Cummington MLP board has contracted with Westfield/ Whip City. It is anticipated that the 70% of the build would be paid for by the town and 30% would be funded by the construction grant from the state.

Whip City has proposed offering 1 Gigabit tier of service for internet.  They are negotiating with Wired West to handle operations for a regional system of town owned networks. This would help decrease the cost and regionalization would positively affect redundancy in the network.  These prices and tiers are all being negotiated.

How would we pay for this?

Operations would be paid for by subscribers when the network is built and homes are hooked up. The price would need to cover all ongoing expenses and cover depreciation and debt service.  As all of this is in negotiation at this point, we cannot give concrete figures, but expect the subscribers to pay less than $100/month.

Billed to subscribers: At the Wired West meeting in January, we calculated that we would need to add approximately $11-17 a month to the subscriber fee, dependent on take rate and final pricing by the ISP,  to cover a depreciation reserve of $37,388. Infrastructure replacement-depreciation (minimum 3% of build-fiber lasts 20+years, electronics 7 years).

Raise and Appropriate: The debt service could be covered by the tax rate, as we view this as an important utility for our town. Using the latest figures from Wired West the FY22 Debt Service would be 97, 422. This would equal an approximate increase of 0.765/1000 on the tax rate or an average household increase of $15/month.  Alternatively, some of the cost could be added to the monthly bill of each subscriber.  This is still under discussion.

Next Steps

  • Kickoff Meeting with Westfield Gas and Electric

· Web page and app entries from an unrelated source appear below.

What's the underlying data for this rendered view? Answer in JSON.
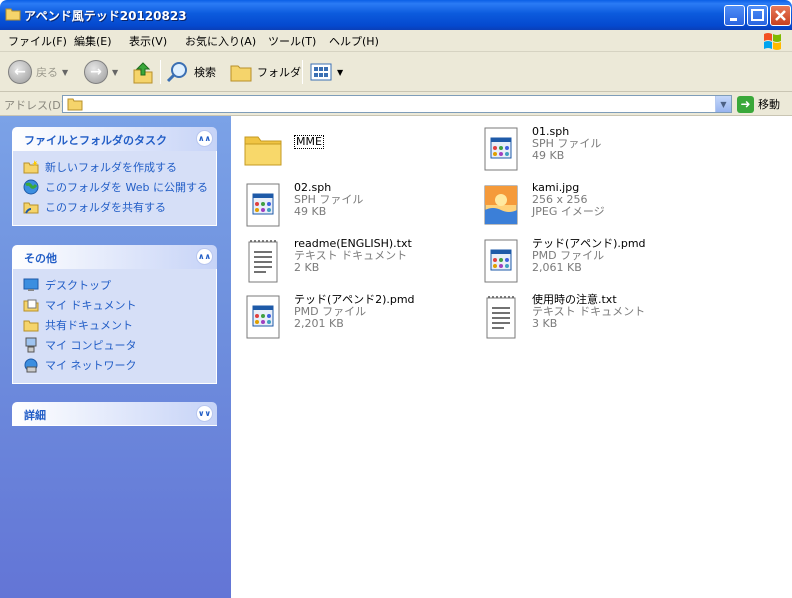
{
  "window": {
    "title": "アペンド風テッド20120823"
  },
  "menu": [
    {
      "label": "ファイル(F)"
    },
    {
      "label": "編集(E)"
    },
    {
      "label": "表示(V)"
    },
    {
      "label": "お気に入り(A)"
    },
    {
      "label": "ツール(T)"
    },
    {
      "label": "ヘルプ(H)"
    }
  ],
  "toolbar": {
    "back": "戻る",
    "search": "検索",
    "folders": "フォルダ"
  },
  "address": {
    "label": "アドレス(D)",
    "value": "",
    "go": "移動"
  },
  "tasks_panel": {
    "title": "ファイルとフォルダのタスク",
    "items": [
      {
        "label": "新しいフォルダを作成する",
        "icon": "new-folder-icon"
      },
      {
        "label": "このフォルダを Web に公開する",
        "icon": "globe-icon"
      },
      {
        "label": "このフォルダを共有する",
        "icon": "share-folder-icon"
      }
    ]
  },
  "other_panel": {
    "title": "その他",
    "items": [
      {
        "label": "デスクトップ",
        "icon": "desktop-icon"
      },
      {
        "label": "マイ ドキュメント",
        "icon": "documents-icon"
      },
      {
        "label": "共有ドキュメント",
        "icon": "shared-folder-icon"
      },
      {
        "label": "マイ コンピュータ",
        "icon": "computer-icon"
      },
      {
        "label": "マイ ネットワーク",
        "icon": "network-icon"
      }
    ]
  },
  "details_panel": {
    "title": "詳細"
  },
  "files": [
    {
      "name": "MME",
      "type": "",
      "size": "",
      "icon": "folder-icon"
    },
    {
      "name": "01.sph",
      "type": "SPH ファイル",
      "size": "49 KB",
      "icon": "generic-file-icon"
    },
    {
      "name": "02.sph",
      "type": "SPH ファイル",
      "size": "49 KB",
      "icon": "generic-file-icon"
    },
    {
      "name": "kami.jpg",
      "type": "256 x 256",
      "size": "JPEG イメージ",
      "icon": "image-file-icon"
    },
    {
      "name": "readme(ENGLISH).txt",
      "type": "テキスト ドキュメント",
      "size": "2 KB",
      "icon": "text-file-icon"
    },
    {
      "name": "テッド(アペンド).pmd",
      "type": "PMD ファイル",
      "size": "2,061 KB",
      "icon": "generic-file-icon"
    },
    {
      "name": "テッド(アペンド2).pmd",
      "type": "PMD ファイル",
      "size": "2,201 KB",
      "icon": "generic-file-icon"
    },
    {
      "name": "使用時の注意.txt",
      "type": "テキスト ドキュメント",
      "size": "3 KB",
      "icon": "text-file-icon"
    }
  ]
}
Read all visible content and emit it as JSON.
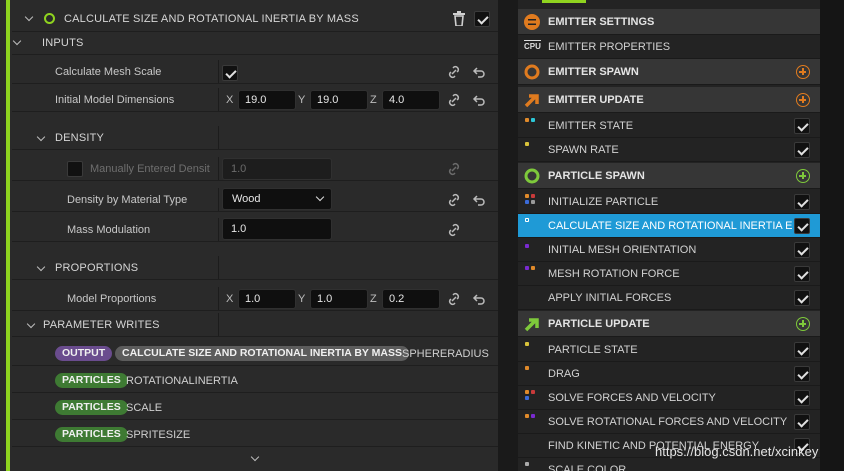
{
  "module": {
    "title": "CALCULATE SIZE AND ROTATIONAL INERTIA BY MASS",
    "enabled": true
  },
  "inputs": {
    "header": "INPUTS",
    "calc_mesh_scale_label": "Calculate Mesh Scale",
    "calc_mesh_scale_checked": true,
    "initial_dims_label": "Initial Model Dimensions",
    "initial_dims": {
      "x_axis": "X",
      "x": "19.0",
      "y_axis": "Y",
      "y": "19.0",
      "z_axis": "Z",
      "z": "4.0"
    },
    "density": {
      "header": "DENSITY",
      "manual_label": "Manually Entered Densit",
      "manual_value": "1.0",
      "by_material_label": "Density by Material Type",
      "material_value": "Wood",
      "mass_mod_label": "Mass Modulation",
      "mass_mod_value": "1.0"
    },
    "proportions": {
      "header": "PROPORTIONS",
      "model_props_label": "Model Proportions",
      "values": {
        "x_axis": "X",
        "x": "1.0",
        "y_axis": "Y",
        "y": "1.0",
        "z_axis": "Z",
        "z": "0.2"
      }
    }
  },
  "parameter_writes": {
    "header": "PARAMETER WRITES",
    "items": [
      {
        "tag": "OUTPUT",
        "module": "CALCULATE SIZE AND ROTATIONAL INERTIA BY MASS",
        "name": "SPHERERADIUS"
      },
      {
        "tag": "PARTICLES",
        "name": "ROTATIONALINERTIA"
      },
      {
        "tag": "PARTICLES",
        "name": "SCALE"
      },
      {
        "tag": "PARTICLES",
        "name": "SPRITESIZE"
      }
    ]
  },
  "stack": {
    "emitter_settings": "EMITTER SETTINGS",
    "emitter_properties": "EMITTER PROPERTIES",
    "emitter_spawn": "EMITTER SPAWN",
    "emitter_update": "EMITTER UPDATE",
    "emitter_state": "EMITTER STATE",
    "spawn_rate": "SPAWN RATE",
    "particle_spawn": "PARTICLE SPAWN",
    "initialize_particle": "INITIALIZE PARTICLE",
    "calc_size": "CALCULATE SIZE AND ROTATIONAL INERTIA E",
    "initial_mesh_orientation": "INITIAL MESH ORIENTATION",
    "mesh_rotation_force": "MESH ROTATION FORCE",
    "apply_initial_forces": "APPLY INITIAL FORCES",
    "particle_update": "PARTICLE UPDATE",
    "particle_state": "PARTICLE STATE",
    "drag": "DRAG",
    "solve_forces": "SOLVE FORCES AND VELOCITY",
    "solve_rot": "SOLVE ROTATIONAL FORCES AND VELOCITY",
    "find_kinetic": "FIND KINETIC AND POTENTIAL ENERGY",
    "scale_color": "SCALE COLOR"
  },
  "watermark": "https://blog.csdn.net/xcinkey",
  "colors": {
    "accent_green": "#8fd31f",
    "selected": "#1f9ad6",
    "orange": "#e07b1f",
    "output_tag": "#6a4c8e",
    "particles_tag": "#3e7a33"
  }
}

  • Start design and engineering process

  • Pole Surveys

  • Continue communication and meetings with neighboring hilltowns